**SUPPLIED MATERIAL**
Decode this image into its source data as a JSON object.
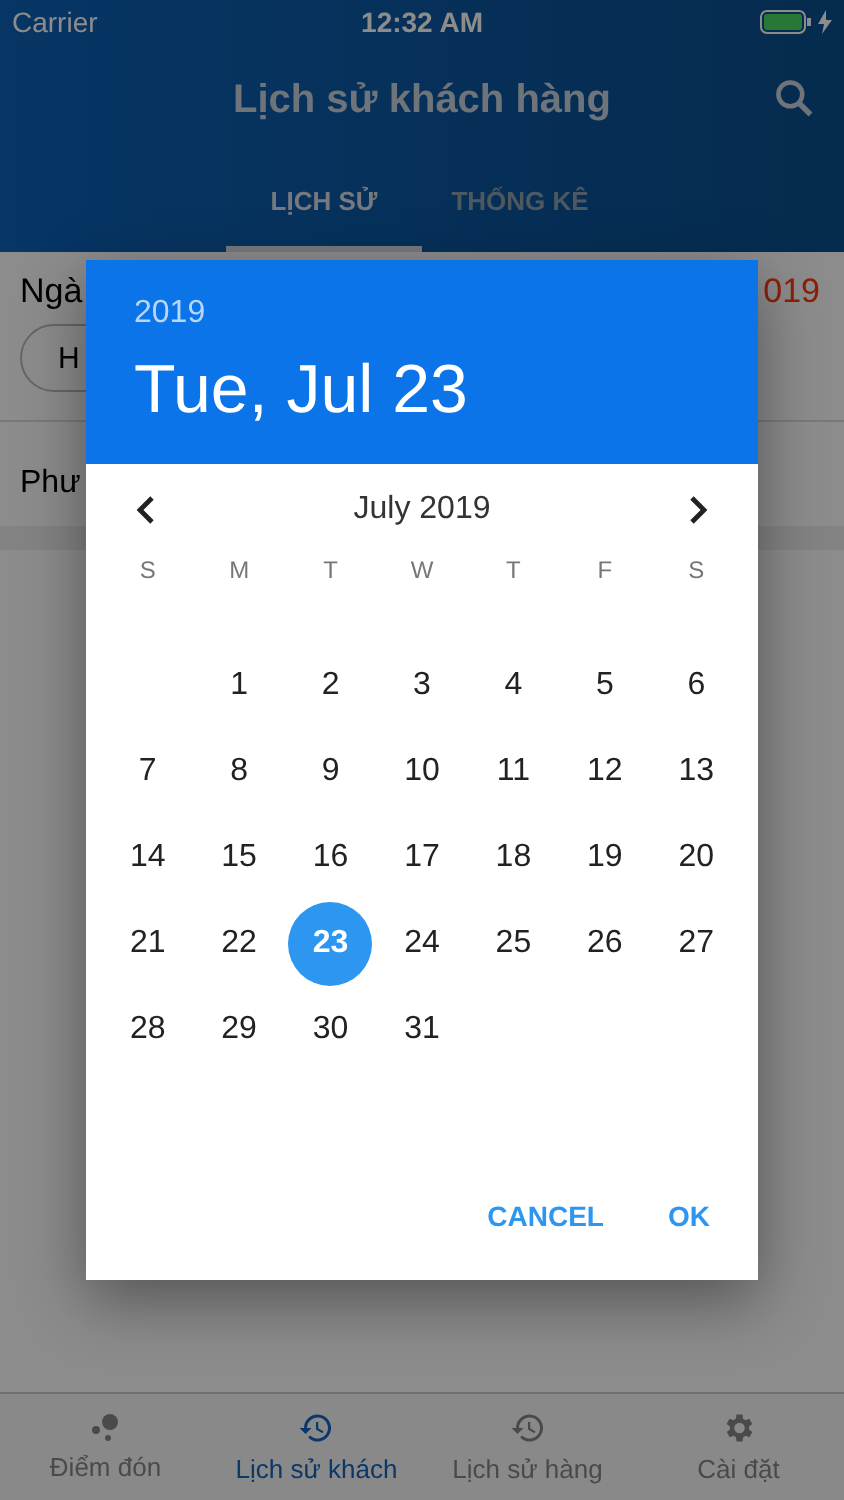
{
  "status_bar": {
    "carrier": "Carrier",
    "time": "12:32 AM"
  },
  "header": {
    "title": "Lịch sử khách hàng"
  },
  "tabs": [
    {
      "label": "LỊCH SỬ",
      "selected": true
    },
    {
      "label": "THỐNG KÊ",
      "selected": false
    }
  ],
  "content": {
    "date_label": "Ngà",
    "date_value": "019",
    "chip": "H",
    "method_label": "Phư"
  },
  "date_picker": {
    "year": "2019",
    "date": "Tue, Jul 23",
    "month": "July 2019",
    "weekdays": [
      "S",
      "M",
      "T",
      "W",
      "T",
      "F",
      "S"
    ],
    "weeks": [
      {
        "kind": "start",
        "days": [
          {
            "day": "1",
            "selected": false
          },
          {
            "day": "2",
            "selected": false
          },
          {
            "day": "3",
            "selected": false
          },
          {
            "day": "4",
            "selected": false
          },
          {
            "day": "5",
            "selected": false
          },
          {
            "day": "6",
            "selected": false
          }
        ]
      },
      {
        "kind": "full",
        "days": [
          {
            "day": "7",
            "selected": false
          },
          {
            "day": "8",
            "selected": false
          },
          {
            "day": "9",
            "selected": false
          },
          {
            "day": "10",
            "selected": false
          },
          {
            "day": "11",
            "selected": false
          },
          {
            "day": "12",
            "selected": false
          },
          {
            "day": "13",
            "selected": false
          }
        ]
      },
      {
        "kind": "full",
        "days": [
          {
            "day": "14",
            "selected": false
          },
          {
            "day": "15",
            "selected": false
          },
          {
            "day": "16",
            "selected": false
          },
          {
            "day": "17",
            "selected": false
          },
          {
            "day": "18",
            "selected": false
          },
          {
            "day": "19",
            "selected": false
          },
          {
            "day": "20",
            "selected": false
          }
        ]
      },
      {
        "kind": "full",
        "days": [
          {
            "day": "21",
            "selected": false
          },
          {
            "day": "22",
            "selected": false
          },
          {
            "day": "23",
            "selected": true
          },
          {
            "day": "24",
            "selected": false
          },
          {
            "day": "25",
            "selected": false
          },
          {
            "day": "26",
            "selected": false
          },
          {
            "day": "27",
            "selected": false
          }
        ]
      },
      {
        "kind": "end",
        "days": [
          {
            "day": "28",
            "selected": false
          },
          {
            "day": "29",
            "selected": false
          },
          {
            "day": "30",
            "selected": false
          },
          {
            "day": "31",
            "selected": false
          }
        ]
      }
    ],
    "buttons": [
      "CANCEL",
      "OK"
    ]
  },
  "bottom_nav": [
    {
      "label": "Điểm đón",
      "kind": "dots",
      "selected": false
    },
    {
      "label": "Lịch sử khách",
      "kind": "history",
      "selected": true
    },
    {
      "label": "Lịch sử hàng",
      "kind": "history",
      "selected": false
    },
    {
      "label": "Cài đặt",
      "kind": "gear",
      "selected": false
    }
  ]
}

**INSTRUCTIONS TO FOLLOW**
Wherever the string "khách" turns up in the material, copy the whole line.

**RESPONSE AREA**
    "title": "Lịch sử khách hàng"
      "label": "Lịch sử khách",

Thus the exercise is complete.